The abandoned Picher mining district in northeastern Oklahoma, part of the Tri-State mining district, was the largest source of sulfide ores of lead and zinc in the U.S.A. in the early twentieth century. After abandonment in the 1960s, numerous environmental problems caused by the abandoned mines and large tailings piles affected the district and surrounding areas with contamination of water, soils, vegetation, wildlife, and humans with lead and other metals. Current (2011) cleanup efforts in the district include separation of coarse and fine tailings particles, sales of the coarse particles (which consist mostly of dolomite and chert) for use as aggregate in asphalt, and burial of metals-rich fine tailings below ground to reduce exposure to and transport of toxic metals. Analysis in this paper indicates that reprocessing these tailings to extract remaining aluminum, titanium, lead, and zinc may be feasible. The value of lead and zinc in the tailings of this abandoned mining district probably are not sufficient to justify recovery of metals from the tailings at current market prices, but potential recovery of aluminum and titanium from these tailings may provide sufficient returns to justify the costs associated with reprocessing the fine tailings remaining in this district.

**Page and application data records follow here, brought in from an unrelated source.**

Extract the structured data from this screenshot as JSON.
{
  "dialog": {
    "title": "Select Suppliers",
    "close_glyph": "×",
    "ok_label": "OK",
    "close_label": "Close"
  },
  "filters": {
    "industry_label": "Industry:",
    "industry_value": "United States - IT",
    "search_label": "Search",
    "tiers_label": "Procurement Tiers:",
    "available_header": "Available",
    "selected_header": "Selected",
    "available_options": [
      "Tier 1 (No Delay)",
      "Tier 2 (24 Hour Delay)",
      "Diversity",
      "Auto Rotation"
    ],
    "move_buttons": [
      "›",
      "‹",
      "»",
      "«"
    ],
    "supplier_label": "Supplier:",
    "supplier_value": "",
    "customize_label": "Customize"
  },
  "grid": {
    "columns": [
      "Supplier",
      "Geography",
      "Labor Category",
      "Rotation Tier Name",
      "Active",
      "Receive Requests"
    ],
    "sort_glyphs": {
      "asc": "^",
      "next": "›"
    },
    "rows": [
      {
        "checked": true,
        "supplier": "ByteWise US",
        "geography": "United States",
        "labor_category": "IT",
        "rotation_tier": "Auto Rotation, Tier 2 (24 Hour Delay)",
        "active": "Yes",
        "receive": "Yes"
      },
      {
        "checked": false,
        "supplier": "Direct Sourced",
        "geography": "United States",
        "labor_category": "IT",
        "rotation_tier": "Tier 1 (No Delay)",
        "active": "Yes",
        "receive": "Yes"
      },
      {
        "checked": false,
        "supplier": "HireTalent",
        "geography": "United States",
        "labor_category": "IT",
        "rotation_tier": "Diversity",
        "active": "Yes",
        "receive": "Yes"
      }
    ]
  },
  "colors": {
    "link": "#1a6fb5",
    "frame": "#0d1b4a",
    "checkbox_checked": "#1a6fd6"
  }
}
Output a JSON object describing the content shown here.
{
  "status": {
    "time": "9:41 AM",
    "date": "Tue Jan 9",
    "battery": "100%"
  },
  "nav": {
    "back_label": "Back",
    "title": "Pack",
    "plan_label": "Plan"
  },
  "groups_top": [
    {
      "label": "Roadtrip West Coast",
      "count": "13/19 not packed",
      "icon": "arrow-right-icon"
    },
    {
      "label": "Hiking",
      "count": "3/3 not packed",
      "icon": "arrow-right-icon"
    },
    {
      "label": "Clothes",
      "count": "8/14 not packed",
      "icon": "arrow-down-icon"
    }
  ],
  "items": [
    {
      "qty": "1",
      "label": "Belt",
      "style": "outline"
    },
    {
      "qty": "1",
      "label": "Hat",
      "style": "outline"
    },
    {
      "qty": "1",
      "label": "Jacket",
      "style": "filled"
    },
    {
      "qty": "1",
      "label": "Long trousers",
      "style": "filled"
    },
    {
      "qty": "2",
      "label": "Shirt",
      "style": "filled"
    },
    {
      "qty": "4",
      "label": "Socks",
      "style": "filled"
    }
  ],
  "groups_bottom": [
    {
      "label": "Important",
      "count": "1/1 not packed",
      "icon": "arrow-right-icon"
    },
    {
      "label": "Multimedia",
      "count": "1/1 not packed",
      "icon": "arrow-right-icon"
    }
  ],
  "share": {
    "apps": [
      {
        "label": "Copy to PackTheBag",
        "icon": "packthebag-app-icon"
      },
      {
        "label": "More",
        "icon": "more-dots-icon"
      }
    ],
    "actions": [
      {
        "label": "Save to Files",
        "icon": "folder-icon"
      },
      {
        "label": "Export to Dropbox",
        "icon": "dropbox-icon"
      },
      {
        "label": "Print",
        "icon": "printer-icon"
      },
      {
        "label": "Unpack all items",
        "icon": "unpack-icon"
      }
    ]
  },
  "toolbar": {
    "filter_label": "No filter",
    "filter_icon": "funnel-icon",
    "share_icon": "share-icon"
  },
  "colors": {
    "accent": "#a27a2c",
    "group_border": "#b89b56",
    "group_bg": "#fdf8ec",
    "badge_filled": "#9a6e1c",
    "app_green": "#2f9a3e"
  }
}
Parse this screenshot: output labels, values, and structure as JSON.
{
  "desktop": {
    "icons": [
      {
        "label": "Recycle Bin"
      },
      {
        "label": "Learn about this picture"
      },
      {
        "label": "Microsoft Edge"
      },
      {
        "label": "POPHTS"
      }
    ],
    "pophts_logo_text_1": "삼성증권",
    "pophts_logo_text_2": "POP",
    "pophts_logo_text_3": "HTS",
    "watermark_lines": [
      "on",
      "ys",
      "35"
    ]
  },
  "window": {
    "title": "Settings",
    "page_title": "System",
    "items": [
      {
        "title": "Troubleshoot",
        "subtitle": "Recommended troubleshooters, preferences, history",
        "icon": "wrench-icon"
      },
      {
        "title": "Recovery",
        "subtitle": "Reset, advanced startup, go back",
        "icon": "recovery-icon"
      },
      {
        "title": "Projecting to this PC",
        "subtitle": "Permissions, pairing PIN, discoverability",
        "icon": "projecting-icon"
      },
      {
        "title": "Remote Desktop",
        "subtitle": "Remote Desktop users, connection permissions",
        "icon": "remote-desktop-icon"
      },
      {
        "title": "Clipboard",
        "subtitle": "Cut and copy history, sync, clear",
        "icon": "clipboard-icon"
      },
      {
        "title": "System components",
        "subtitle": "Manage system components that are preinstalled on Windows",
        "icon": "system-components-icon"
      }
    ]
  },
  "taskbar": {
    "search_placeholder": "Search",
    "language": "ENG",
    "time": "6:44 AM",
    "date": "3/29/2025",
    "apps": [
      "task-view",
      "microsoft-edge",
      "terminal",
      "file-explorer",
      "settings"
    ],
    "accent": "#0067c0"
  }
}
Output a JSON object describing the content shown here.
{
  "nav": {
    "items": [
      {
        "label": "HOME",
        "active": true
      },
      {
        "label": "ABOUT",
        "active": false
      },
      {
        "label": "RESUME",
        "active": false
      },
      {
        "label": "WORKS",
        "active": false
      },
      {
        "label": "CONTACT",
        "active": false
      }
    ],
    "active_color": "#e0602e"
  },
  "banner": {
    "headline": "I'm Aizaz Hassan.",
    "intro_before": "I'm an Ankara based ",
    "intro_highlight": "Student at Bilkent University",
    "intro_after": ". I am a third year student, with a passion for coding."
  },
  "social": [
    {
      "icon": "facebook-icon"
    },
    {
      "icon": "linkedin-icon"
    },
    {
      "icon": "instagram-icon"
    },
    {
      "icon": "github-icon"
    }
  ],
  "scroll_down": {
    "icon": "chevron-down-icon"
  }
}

Additional publication details
|Publication Subtype||Journal Article|
|Title||Potential recovery of aluminum, titanium, lead, and zinc from tailings in the abandoned Picher mining district of Oklahoma|
|Series title||Mineral Economics|
|Contributing office(s)||Oklahoma Water Science Center|
|State||Kansas, Missouri, Oklahoma|
|Google Analytic Metrics||Metrics page|